**TASK PROMPT**
List all lines in the material below that contain "Mobile".

**RECORDS FOR THE TASK**
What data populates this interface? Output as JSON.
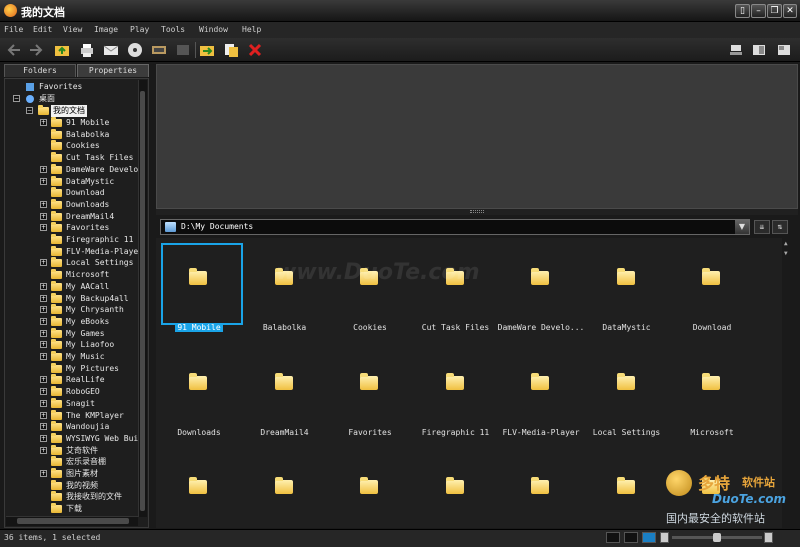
{
  "window": {
    "title": "我的文档"
  },
  "menu": [
    {
      "label": "File",
      "key": "F"
    },
    {
      "label": "Edit",
      "key": "E"
    },
    {
      "label": "View",
      "key": "V"
    },
    {
      "label": "Image",
      "key": "I"
    },
    {
      "label": "Play",
      "key": "P"
    },
    {
      "label": "Tools",
      "key": "T"
    },
    {
      "label": "Window",
      "key": "W"
    },
    {
      "label": "Help",
      "key": "H"
    }
  ],
  "panel_tabs": {
    "folders": "Folders",
    "properties": "Properties"
  },
  "tree": {
    "favorites": "Favorites",
    "desktop": "桌面",
    "my_documents": "我的文档",
    "children": [
      "91 Mobile",
      "Balabolka",
      "Cookies",
      "Cut Task Files",
      "DameWare Develop",
      "DataMystic",
      "Download",
      "Downloads",
      "DreamMail4",
      "Favorites",
      "Firegraphic 11",
      "FLV-Media-Player",
      "Local Settings",
      "Microsoft",
      "My AACall",
      "My Backup4all",
      "My Chrysanth",
      "My eBooks",
      "My Games",
      "My Liaofoo",
      "My Music",
      "My Pictures",
      "RealLife",
      "RoboGEO",
      "Snagit",
      "The KMPlayer",
      "Wandoujia",
      "WYSIWYG Web Buil",
      "艾奇软件",
      "宏乐录音棚",
      "图片素材",
      "我的视频",
      "我接收到的文件",
      "下载"
    ],
    "expandable": [
      true,
      false,
      false,
      false,
      true,
      true,
      false,
      true,
      true,
      true,
      false,
      false,
      true,
      false,
      true,
      true,
      true,
      true,
      true,
      true,
      true,
      false,
      true,
      true,
      true,
      true,
      true,
      true,
      true,
      false,
      true,
      false,
      false,
      false
    ]
  },
  "address": {
    "path": "D:\\My Documents"
  },
  "files": [
    "91 Mobile",
    "Balabolka",
    "Cookies",
    "Cut Task Files",
    "DameWare Develo...",
    "DataMystic",
    "Download",
    "Downloads",
    "DreamMail4",
    "Favorites",
    "Firegraphic 11",
    "FLV-Media-Player",
    "Local Settings",
    "Microsoft",
    "",
    "",
    "",
    "",
    "",
    "",
    ""
  ],
  "selected_file": "91 Mobile",
  "watermark": "www.DuoTe.com",
  "brand": {
    "line1": "多特",
    "line2": "软件站",
    "site": "DuoTe.com",
    "slogan": "国内最安全的软件站"
  },
  "status": {
    "text": "36 items, 1 selected"
  },
  "colors": {
    "accent": "#1aa4e8",
    "background": "#1f1f1f"
  }
}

**EXERCISE RESULT**
      "91 Mobile",
    "91 Mobile",
  "selected_file": "91 Mobile",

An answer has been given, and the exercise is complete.